I read somewhere that you both met on Facebook through a mutual friend. Songwriting can be an incredibly personal process, and can involve putting yourself in quite a vulnerable space. How long after you two met were you able to feel comfortable enough to really open up lyrically in this way to one another?
B: We’ve always been honest, and there’s no ego with us. If I throw out a bad idea, Crissie’s open enough to tell me that it’s bad, and vice versa. But it’s a myth that in every songwriting session people sit down and pour their hearts out.
C: When we met it was all work based, we’d sit together and write songs that we thought we should write. We didn’t really pour our hearts out as such, the more sessions we had, the more we realised it’s quite an open space in a writing room, and some things get blurted out, and everyone’s quite open and understanding. In the studio, usually you sit down and chat with the writer, and catch up a little. For the song ‘Accidentally On Purpose’, I was just talking about leaving Nashville the next day, and I was genuinely just telling the guy that I wanted to stay a bit longer, and I was just chatting and telling him what was going on at that point. I did not expect to be writing that song on that day! It’s just kind of amazing that it happened like that.
You’re the UK’s biggest selling Country act of all time. Do you feel more pressure each time you release a new album to live up to this reputation, or does it give you an added boost?
B: I definitely feel more pressure every time.
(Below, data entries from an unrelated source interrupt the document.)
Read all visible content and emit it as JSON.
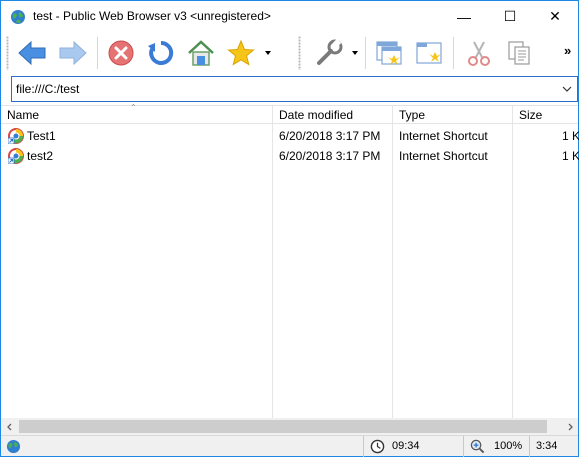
{
  "window": {
    "title": "test - Public Web Browser v3 <unregistered>",
    "minimize_glyph": "—",
    "maximize_glyph": "☐",
    "close_glyph": "✕"
  },
  "toolbar": {
    "buttons": [
      {
        "name": "back",
        "icon": "back-arrow-icon",
        "color": "#4a90e2"
      },
      {
        "name": "forward",
        "icon": "forward-arrow-icon",
        "color": "#a9c9ef"
      },
      {
        "name": "stop",
        "icon": "stop-icon",
        "color": "#e06060"
      },
      {
        "name": "refresh",
        "icon": "refresh-icon",
        "color": "#3a7bd5"
      },
      {
        "name": "home",
        "icon": "home-icon",
        "color": "#5aa05a"
      },
      {
        "name": "favorites",
        "icon": "star-icon",
        "color": "#f5c518"
      },
      {
        "name": "tools",
        "icon": "wrench-icon",
        "color": "#888888"
      },
      {
        "name": "new-window",
        "icon": "new-window-icon",
        "color": "#7fa7d9"
      },
      {
        "name": "new-tab",
        "icon": "new-tab-icon",
        "color": "#7fa7d9"
      },
      {
        "name": "cut",
        "icon": "scissors-icon",
        "color": "#d08080"
      },
      {
        "name": "copy",
        "icon": "copy-icon",
        "color": "#999999"
      }
    ],
    "more_glyph": "»"
  },
  "address": {
    "value": "file:///C:/test"
  },
  "list": {
    "columns": [
      "Name",
      "Date modified",
      "Type",
      "Size"
    ],
    "rows": [
      {
        "name": "Test1",
        "date": "6/20/2018 3:17 PM",
        "type": "Internet Shortcut",
        "size": "1 K"
      },
      {
        "name": "test2",
        "date": "6/20/2018 3:17 PM",
        "type": "Internet Shortcut",
        "size": "1 K"
      }
    ]
  },
  "status": {
    "clock_icon": "clock-icon",
    "time_left": "09:34",
    "zoom_icon": "zoom-icon",
    "zoom": "100%",
    "time_right": "3:34"
  },
  "colors": {
    "accent": "#2a6fcf",
    "window_border": "#1e88e5"
  }
}
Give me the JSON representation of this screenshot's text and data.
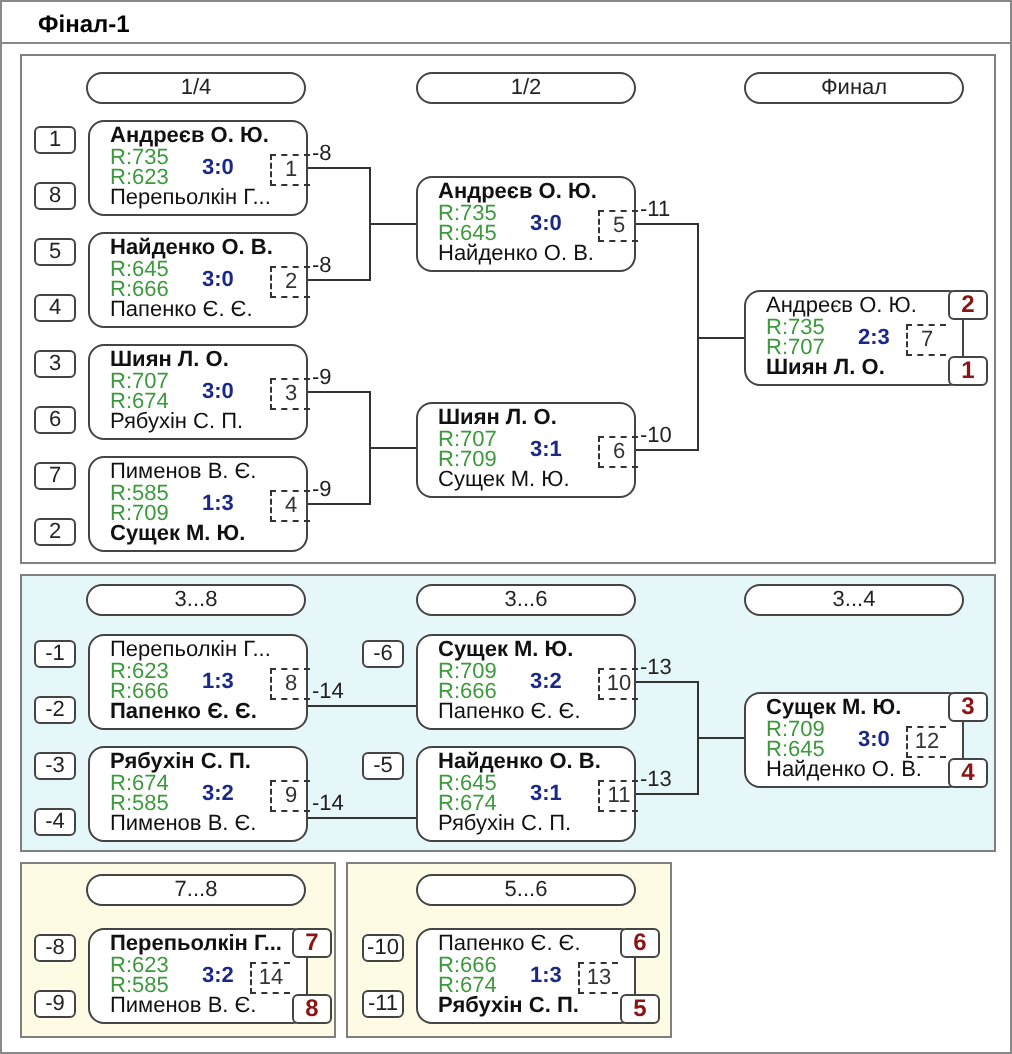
{
  "title": "Фінал-1",
  "panels": [
    {
      "kind": "main",
      "rounds": [
        {
          "label": "1/4"
        },
        {
          "label": "1/2"
        },
        {
          "label": "Финал"
        }
      ],
      "matches": [
        {
          "number": "1",
          "score": "3:0",
          "loser_to": "-8",
          "top": {
            "name": "Андреєв О. Ю.",
            "rating": "R:735",
            "winner": true,
            "seed": "1"
          },
          "bottom": {
            "name": "Перепьолкін Г...",
            "rating": "R:623",
            "winner": false,
            "seed": "8"
          }
        },
        {
          "number": "2",
          "score": "3:0",
          "loser_to": "-8",
          "top": {
            "name": "Найденко О. В.",
            "rating": "R:645",
            "winner": true,
            "seed": "5"
          },
          "bottom": {
            "name": "Папенко Є. Є.",
            "rating": "R:666",
            "winner": false,
            "seed": "4"
          }
        },
        {
          "number": "3",
          "score": "3:0",
          "loser_to": "-9",
          "top": {
            "name": "Шиян Л. О.",
            "rating": "R:707",
            "winner": true,
            "seed": "3"
          },
          "bottom": {
            "name": "Рябухін С. П.",
            "rating": "R:674",
            "winner": false,
            "seed": "6"
          }
        },
        {
          "number": "4",
          "score": "1:3",
          "loser_to": "-9",
          "top": {
            "name": "Пименов В. Є.",
            "rating": "R:585",
            "winner": false,
            "seed": "7"
          },
          "bottom": {
            "name": "Сущек М. Ю.",
            "rating": "R:709",
            "winner": true,
            "seed": "2"
          }
        },
        {
          "number": "5",
          "score": "3:0",
          "loser_to": "-11",
          "top": {
            "name": "Андреєв О. Ю.",
            "rating": "R:735",
            "winner": true
          },
          "bottom": {
            "name": "Найденко О. В.",
            "rating": "R:645",
            "winner": false
          }
        },
        {
          "number": "6",
          "score": "3:1",
          "loser_to": "-10",
          "top": {
            "name": "Шиян Л. О.",
            "rating": "R:707",
            "winner": true
          },
          "bottom": {
            "name": "Сущек М. Ю.",
            "rating": "R:709",
            "winner": false
          }
        },
        {
          "number": "7",
          "score": "2:3",
          "top": {
            "name": "Андреєв О. Ю.",
            "rating": "R:735",
            "winner": false,
            "place": "2"
          },
          "bottom": {
            "name": "Шиян Л. О.",
            "rating": "R:707",
            "winner": true,
            "place": "1"
          }
        }
      ]
    },
    {
      "kind": "consolation",
      "rounds": [
        {
          "label": "3...8"
        },
        {
          "label": "3...6"
        },
        {
          "label": "3...4"
        }
      ],
      "matches": [
        {
          "number": "8",
          "score": "1:3",
          "loser_to": "-14",
          "top": {
            "name": "Перепьолкін Г...",
            "rating": "R:623",
            "winner": false,
            "seed": "-1"
          },
          "bottom": {
            "name": "Папенко Є. Є.",
            "rating": "R:666",
            "winner": true,
            "seed": "-2"
          }
        },
        {
          "number": "9",
          "score": "3:2",
          "loser_to": "-14",
          "top": {
            "name": "Рябухін С. П.",
            "rating": "R:674",
            "winner": true,
            "seed": "-3"
          },
          "bottom": {
            "name": "Пименов В. Є.",
            "rating": "R:585",
            "winner": false,
            "seed": "-4"
          }
        },
        {
          "number": "10",
          "score": "3:2",
          "loser_to": "-13",
          "top": {
            "name": "Сущек М. Ю.",
            "rating": "R:709",
            "winner": true,
            "seed": "-6"
          },
          "bottom": {
            "name": "Папенко Є. Є.",
            "rating": "R:666",
            "winner": false
          }
        },
        {
          "number": "11",
          "score": "3:1",
          "loser_to": "-13",
          "top": {
            "name": "Найденко О. В.",
            "rating": "R:645",
            "winner": true,
            "seed": "-5"
          },
          "bottom": {
            "name": "Рябухін С. П.",
            "rating": "R:674",
            "winner": false
          }
        },
        {
          "number": "12",
          "score": "3:0",
          "top": {
            "name": "Сущек М. Ю.",
            "rating": "R:709",
            "winner": true,
            "place": "3"
          },
          "bottom": {
            "name": "Найденко О. В.",
            "rating": "R:645",
            "winner": false,
            "place": "4"
          }
        }
      ]
    },
    {
      "kind": "placement",
      "rounds": [
        {
          "label": "7...8"
        }
      ],
      "matches": [
        {
          "number": "14",
          "score": "3:2",
          "top": {
            "name": "Перепьолкін Г...",
            "rating": "R:623",
            "winner": true,
            "seed": "-8",
            "place": "7"
          },
          "bottom": {
            "name": "Пименов В. Є.",
            "rating": "R:585",
            "winner": false,
            "seed": "-9",
            "place": "8"
          }
        }
      ]
    },
    {
      "kind": "placement",
      "rounds": [
        {
          "label": "5...6"
        }
      ],
      "matches": [
        {
          "number": "13",
          "score": "1:3",
          "top": {
            "name": "Папенко Є. Є.",
            "rating": "R:666",
            "winner": false,
            "seed": "-10",
            "place": "6"
          },
          "bottom": {
            "name": "Рябухін С. П.",
            "rating": "R:674",
            "winner": true,
            "seed": "-11",
            "place": "5"
          }
        }
      ]
    }
  ]
}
I turned my shed into a writing room, and I asked the decorators to put my gold discs as far away as possible from me! It’s funny, I’d say to our manager, ‘Once we’ve sold this many records, I’ll feel comfortable and relaxed’, and he just said, ‘You’ll never feel relaxed!’ The goalposts change. We both want to be the very best we can be, and the other stuff that comes with it, that’s not as important. You can’t forget it’s the music that drives everything.
C: When we write the songs and record, I’m a pretty go-with-the-flow person, I never focus on the business stuff. I’m just enjoying the process. When the album’s ready, and it comes to realising there’s so many people involved, and so many things to do, that’s the only time when I feel pressure about it. We’ve done our bit recording the songs we love, and everything we put into it is everything we could do at that time. It’s the business stuff that always adds the pressure - you don’t think about that when writing and recording. There’s also always pressure in putting the tour together, but when you’re on stage you don’t have to think about anything else, it’s just about getting up there and just being in that moment.
The Shires’ new album, Good Years, is out now on all platforms.
Hello! I'm currently studying Philosophy & Theology at Oxford University, UK. Having always loved writing and music in equal measure, and having always hated decision-making, I figured hey, why do I need to choose between the two?